“The idea that what Britain’s railways need is more privatisation is ludicrous. The introduction of the profit motive into infrastructure raises again the spectre of Hatfield and Potters Bar."

Reader Comments:

Views expressed in submitted comments are that of the author, and not necessarily shared by Railnews.

  • Leslie burge, leicester

    This Doesn't look good for freight on the rails.

  • david c smith, Bletchley

    I guess Chris Grayling's aspiration for cooperation rather than confrontation here is laudable, but it is difficult to see just how this can be achieved in practice. It is only likely if it is made in both the TOC's and NR''s interests to do so ( incentivisation of some sort)..

  • Noam, Oxford

    If there is passenger representation on the boards of the devolved routes, will this include the 'virtual route' for Cross Country?

  • John B, Woodford Halse

    Welcome news. The taxpayer should not be funding Network Rail's largesse as it mismanages the network. Let's get back to the situation pre-1948: full vertical integration, with TOCs managing their own infrastructure without govt interference.

  • Melvyn Windebank, Canvey Island, Essex

    At least with the present system if something goes wrong and an accident occurs especially with fatalities we have a single body Network Rail to hold to account so who will take blame especially on tracks with multiple users like the ECML and WCML ?

    We have also seen the one of the major benefits of having a single body like Network Rail is the ability to purchase expensive equipment like the HOPs system which can in due course reduce total costs .

    We have had the example of the Network Rail SWT alliance but saw how disagreements arose and how with the end of the franchise approaching the alliance fell apart . Something that shows how short term franchises are not suitable for long term alliance working.

    Of course Scottish railways could be transferred to the Scottish Government allowing them full control over their network.

    And while we read this we have news that no further services in London are to be passed to TFL to operate which looks more like being a bad loser given how Northern England services are being transferred to local control !

  • J Hill, Leicester

    While I agree that TOCs need more flexibility to operate their own infrastructure, I'm very uncomfortable about the precedent this will set when it comes to operators prioritising their most profitable routes.

    In a sense, Network Rail, alongside the DfT, are a safety net for rural networks which would no-doubt be binned off as unprofitable liabilities in the event that an operator ever had more flexibility over the terms of its franchise.
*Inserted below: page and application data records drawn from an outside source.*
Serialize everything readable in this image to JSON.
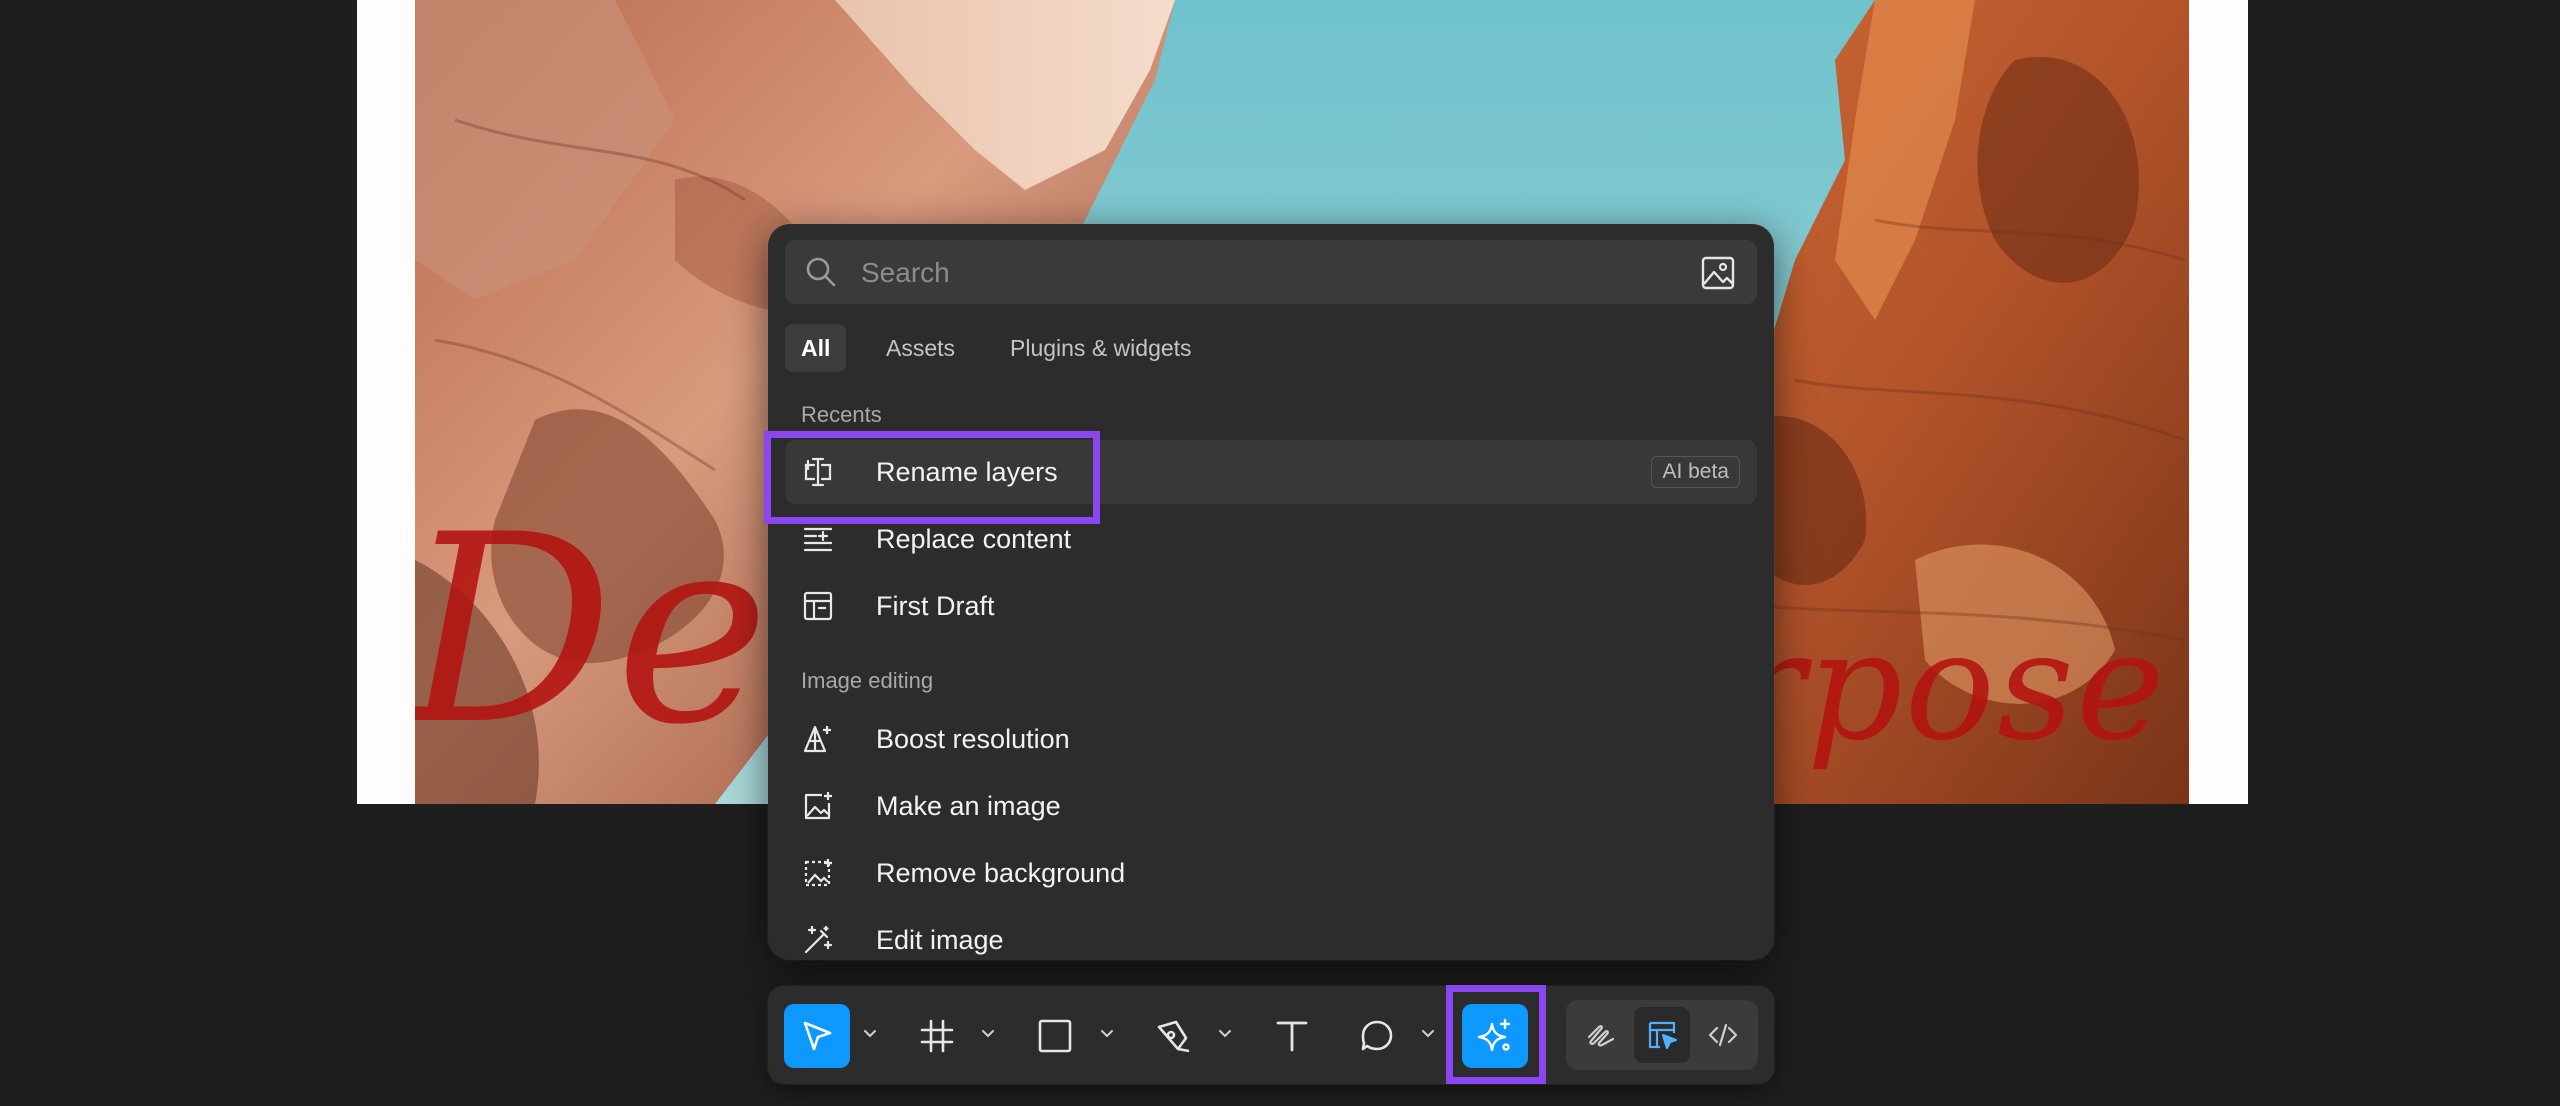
{
  "search": {
    "placeholder": "Search"
  },
  "tabs": [
    {
      "label": "All",
      "active": true
    },
    {
      "label": "Assets",
      "active": false
    },
    {
      "label": "Plugins & widgets",
      "active": false
    }
  ],
  "sections": {
    "recents": {
      "label": "Recents",
      "items": [
        {
          "label": "Rename layers",
          "icon": "rename-layers-icon",
          "badge": "AI beta"
        },
        {
          "label": "Replace content",
          "icon": "replace-content-icon"
        },
        {
          "label": "First Draft",
          "icon": "first-draft-icon"
        }
      ]
    },
    "image_editing": {
      "label": "Image editing",
      "items": [
        {
          "label": "Boost resolution",
          "icon": "boost-resolution-icon"
        },
        {
          "label": "Make an image",
          "icon": "make-image-icon"
        },
        {
          "label": "Remove background",
          "icon": "remove-background-icon"
        },
        {
          "label": "Edit image",
          "icon": "edit-image-icon"
        }
      ]
    }
  },
  "artwork": {
    "word_left": "De",
    "word_right": "rpose"
  },
  "toolbar": {
    "tools": [
      "move-tool",
      "frame-tool",
      "shape-tool",
      "pen-tool",
      "text-tool",
      "comment-tool",
      "actions-ai-tool"
    ],
    "modes": [
      "draw-mode",
      "design-mode",
      "dev-mode"
    ]
  },
  "colors": {
    "accent": "#0d99ff",
    "highlight": "#8c46f0",
    "panel": "#2c2c2c",
    "canvas": "#1e1e1e"
  }
}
Currently, of course, franchises are rigid, and bidders must commit to run all routes covered in the tendering process. There are a great many routes - I'm talking the Cumbrian Coast, byways in the East of England and the many community rail routes already being propped up by local authorities for starters - which would be axed in a heartbeat if the opportunity arose for the TOC to save a few bob. Should the cost of maintenance and investment end up outstripping the track access charges they currently pay, the drive to cut unprofitable routes will only increase.

    I am aware that this is merely an infrastructure-based move, and I'm in favour of it in isolation, but to me it looks like a dangerous first step towards a damaging liberalisation of the railway sector's operations. That will be fine for top link routes, disastrous for rural lifelines.